▶ What the exercise asks:
A full, word-for-word copy of the listing below is needed; leave the images out of it.

▶ Data records:
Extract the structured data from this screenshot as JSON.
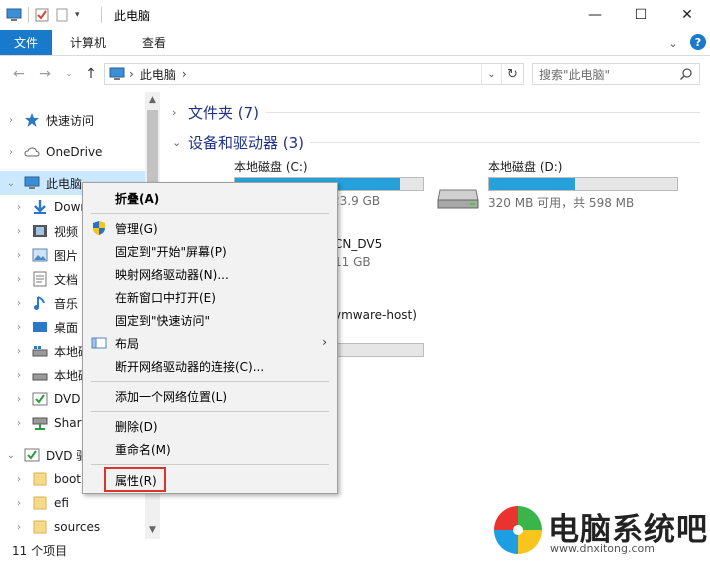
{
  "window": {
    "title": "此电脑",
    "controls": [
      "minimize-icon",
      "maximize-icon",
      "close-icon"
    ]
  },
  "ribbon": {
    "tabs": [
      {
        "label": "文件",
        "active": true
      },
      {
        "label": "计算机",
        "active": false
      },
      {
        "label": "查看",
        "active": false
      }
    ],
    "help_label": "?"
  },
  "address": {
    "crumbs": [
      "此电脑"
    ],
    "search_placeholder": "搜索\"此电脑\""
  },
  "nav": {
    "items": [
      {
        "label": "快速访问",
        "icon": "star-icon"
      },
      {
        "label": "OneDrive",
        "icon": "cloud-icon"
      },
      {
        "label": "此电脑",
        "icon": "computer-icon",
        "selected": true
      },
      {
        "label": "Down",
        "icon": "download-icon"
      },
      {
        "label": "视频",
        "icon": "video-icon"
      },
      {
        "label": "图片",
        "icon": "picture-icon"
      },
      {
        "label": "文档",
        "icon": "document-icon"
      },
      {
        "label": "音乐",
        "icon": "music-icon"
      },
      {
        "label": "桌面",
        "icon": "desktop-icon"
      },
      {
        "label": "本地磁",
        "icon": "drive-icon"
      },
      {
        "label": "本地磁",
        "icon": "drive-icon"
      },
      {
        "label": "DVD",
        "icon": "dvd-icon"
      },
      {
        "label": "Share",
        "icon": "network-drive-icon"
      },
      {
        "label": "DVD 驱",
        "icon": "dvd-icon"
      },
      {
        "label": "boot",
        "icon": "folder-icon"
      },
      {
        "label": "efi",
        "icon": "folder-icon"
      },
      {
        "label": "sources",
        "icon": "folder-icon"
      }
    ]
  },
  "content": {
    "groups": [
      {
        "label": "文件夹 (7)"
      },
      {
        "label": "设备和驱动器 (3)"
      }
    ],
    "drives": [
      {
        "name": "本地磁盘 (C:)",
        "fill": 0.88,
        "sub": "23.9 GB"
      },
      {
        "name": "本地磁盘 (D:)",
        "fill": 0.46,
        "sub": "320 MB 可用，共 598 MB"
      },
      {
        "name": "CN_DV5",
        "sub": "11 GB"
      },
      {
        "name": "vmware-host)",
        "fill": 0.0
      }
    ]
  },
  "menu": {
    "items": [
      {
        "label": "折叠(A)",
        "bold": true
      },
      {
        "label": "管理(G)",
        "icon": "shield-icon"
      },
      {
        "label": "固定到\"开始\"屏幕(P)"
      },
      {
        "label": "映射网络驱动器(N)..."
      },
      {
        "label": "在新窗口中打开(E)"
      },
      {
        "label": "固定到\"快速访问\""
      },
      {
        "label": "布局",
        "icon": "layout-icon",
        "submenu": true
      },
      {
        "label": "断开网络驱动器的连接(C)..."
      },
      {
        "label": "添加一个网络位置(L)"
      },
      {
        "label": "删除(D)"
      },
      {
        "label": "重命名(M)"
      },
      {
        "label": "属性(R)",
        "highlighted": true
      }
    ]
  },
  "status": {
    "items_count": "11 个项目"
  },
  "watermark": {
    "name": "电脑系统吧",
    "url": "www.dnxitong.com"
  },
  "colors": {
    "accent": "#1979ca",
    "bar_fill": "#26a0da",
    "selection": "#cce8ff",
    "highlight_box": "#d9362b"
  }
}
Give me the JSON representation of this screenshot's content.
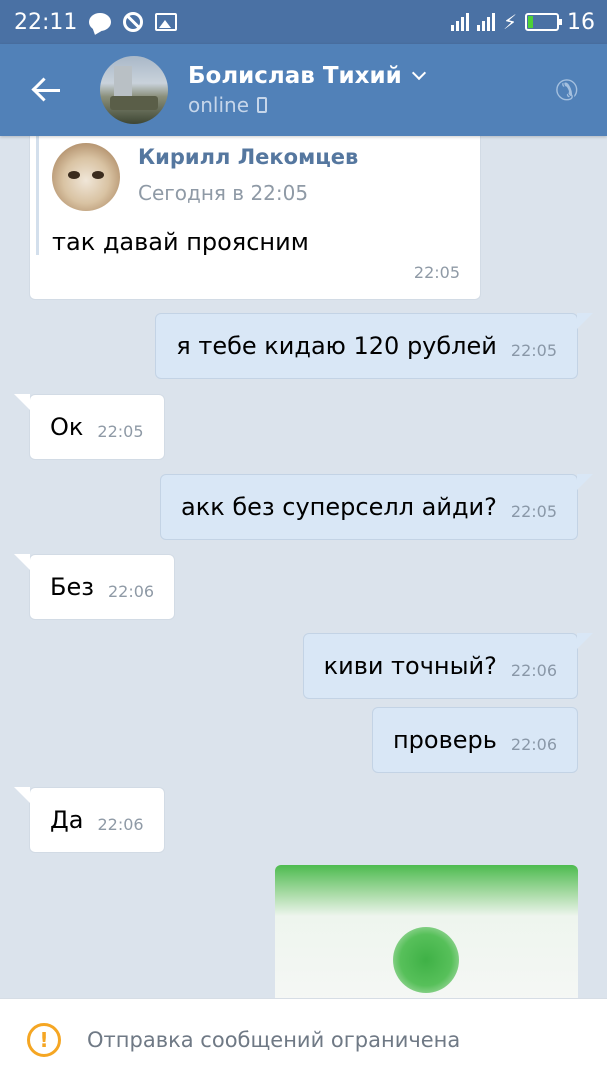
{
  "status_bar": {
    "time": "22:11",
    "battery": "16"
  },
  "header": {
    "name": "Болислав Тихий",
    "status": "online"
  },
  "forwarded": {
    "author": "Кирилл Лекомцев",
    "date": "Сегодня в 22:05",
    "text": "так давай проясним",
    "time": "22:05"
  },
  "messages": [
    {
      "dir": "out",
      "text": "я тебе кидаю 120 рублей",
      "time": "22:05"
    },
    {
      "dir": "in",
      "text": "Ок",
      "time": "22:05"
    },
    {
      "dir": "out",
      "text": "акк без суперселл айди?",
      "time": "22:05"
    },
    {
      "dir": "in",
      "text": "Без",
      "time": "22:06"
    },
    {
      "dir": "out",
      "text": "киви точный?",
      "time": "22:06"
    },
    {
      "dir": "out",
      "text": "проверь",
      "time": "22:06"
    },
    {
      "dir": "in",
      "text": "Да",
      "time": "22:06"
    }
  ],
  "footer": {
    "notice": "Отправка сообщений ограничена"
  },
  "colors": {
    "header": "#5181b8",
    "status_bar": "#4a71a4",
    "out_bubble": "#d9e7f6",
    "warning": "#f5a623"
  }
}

▶ Answer area:
Extract the structured data from this screenshot as JSON.
{
  "window": {
    "title": "此电脑",
    "controls": [
      "minimize-icon",
      "maximize-icon",
      "close-icon"
    ]
  },
  "ribbon": {
    "tabs": [
      {
        "label": "文件",
        "active": true
      },
      {
        "label": "计算机",
        "active": false
      },
      {
        "label": "查看",
        "active": false
      }
    ],
    "help_label": "?"
  },
  "address": {
    "crumbs": [
      "此电脑"
    ],
    "search_placeholder": "搜索\"此电脑\""
  },
  "nav": {
    "items": [
      {
        "label": "快速访问",
        "icon": "star-icon"
      },
      {
        "label": "OneDrive",
        "icon": "cloud-icon"
      },
      {
        "label": "此电脑",
        "icon": "computer-icon",
        "selected": true
      },
      {
        "label": "Down",
        "icon": "download-icon"
      },
      {
        "label": "视频",
        "icon": "video-icon"
      },
      {
        "label": "图片",
        "icon": "picture-icon"
      },
      {
        "label": "文档",
        "icon": "document-icon"
      },
      {
        "label": "音乐",
        "icon": "music-icon"
      },
      {
        "label": "桌面",
        "icon": "desktop-icon"
      },
      {
        "label": "本地磁",
        "icon": "drive-icon"
      },
      {
        "label": "本地磁",
        "icon": "drive-icon"
      },
      {
        "label": "DVD",
        "icon": "dvd-icon"
      },
      {
        "label": "Share",
        "icon": "network-drive-icon"
      },
      {
        "label": "DVD 驱",
        "icon": "dvd-icon"
      },
      {
        "label": "boot",
        "icon": "folder-icon"
      },
      {
        "label": "efi",
        "icon": "folder-icon"
      },
      {
        "label": "sources",
        "icon": "folder-icon"
      }
    ]
  },
  "content": {
    "groups": [
      {
        "label": "文件夹 (7)"
      },
      {
        "label": "设备和驱动器 (3)"
      }
    ],
    "drives": [
      {
        "name": "本地磁盘 (C:)",
        "fill": 0.88,
        "sub": "23.9 GB"
      },
      {
        "name": "本地磁盘 (D:)",
        "fill": 0.46,
        "sub": "320 MB 可用，共 598 MB"
      },
      {
        "name": "CN_DV5",
        "sub": "11 GB"
      },
      {
        "name": "vmware-host)",
        "fill": 0.0
      }
    ]
  },
  "menu": {
    "items": [
      {
        "label": "折叠(A)",
        "bold": true
      },
      {
        "label": "管理(G)",
        "icon": "shield-icon"
      },
      {
        "label": "固定到\"开始\"屏幕(P)"
      },
      {
        "label": "映射网络驱动器(N)..."
      },
      {
        "label": "在新窗口中打开(E)"
      },
      {
        "label": "固定到\"快速访问\""
      },
      {
        "label": "布局",
        "icon": "layout-icon",
        "submenu": true
      },
      {
        "label": "断开网络驱动器的连接(C)..."
      },
      {
        "label": "添加一个网络位置(L)"
      },
      {
        "label": "删除(D)"
      },
      {
        "label": "重命名(M)"
      },
      {
        "label": "属性(R)",
        "highlighted": true
      }
    ]
  },
  "status": {
    "items_count": "11 个项目"
  },
  "watermark": {
    "name": "电脑系统吧",
    "url": "www.dnxitong.com"
  },
  "colors": {
    "accent": "#1979ca",
    "bar_fill": "#26a0da",
    "selection": "#cce8ff",
    "highlight_box": "#d9362b"
  }
}
Give me the JSON representation of this screenshot's content.
{
  "status_bar": {
    "time": "22:11",
    "battery": "16"
  },
  "header": {
    "name": "Болислав Тихий",
    "status": "online"
  },
  "forwarded": {
    "author": "Кирилл Лекомцев",
    "date": "Сегодня в 22:05",
    "text": "так давай проясним",
    "time": "22:05"
  },
  "messages": [
    {
      "dir": "out",
      "text": "я тебе кидаю 120 рублей",
      "time": "22:05"
    },
    {
      "dir": "in",
      "text": "Ок",
      "time": "22:05"
    },
    {
      "dir": "out",
      "text": "акк без суперселл айди?",
      "time": "22:05"
    },
    {
      "dir": "in",
      "text": "Без",
      "time": "22:06"
    },
    {
      "dir": "out",
      "text": "киви точный?",
      "time": "22:06"
    },
    {
      "dir": "out",
      "text": "проверь",
      "time": "22:06"
    },
    {
      "dir": "in",
      "text": "Да",
      "time": "22:06"
    }
  ],
  "footer": {
    "notice": "Отправка сообщений ограничена"
  },
  "colors": {
    "header": "#5181b8",
    "status_bar": "#4a71a4",
    "out_bubble": "#d9e7f6",
    "warning": "#f5a623"
  }
}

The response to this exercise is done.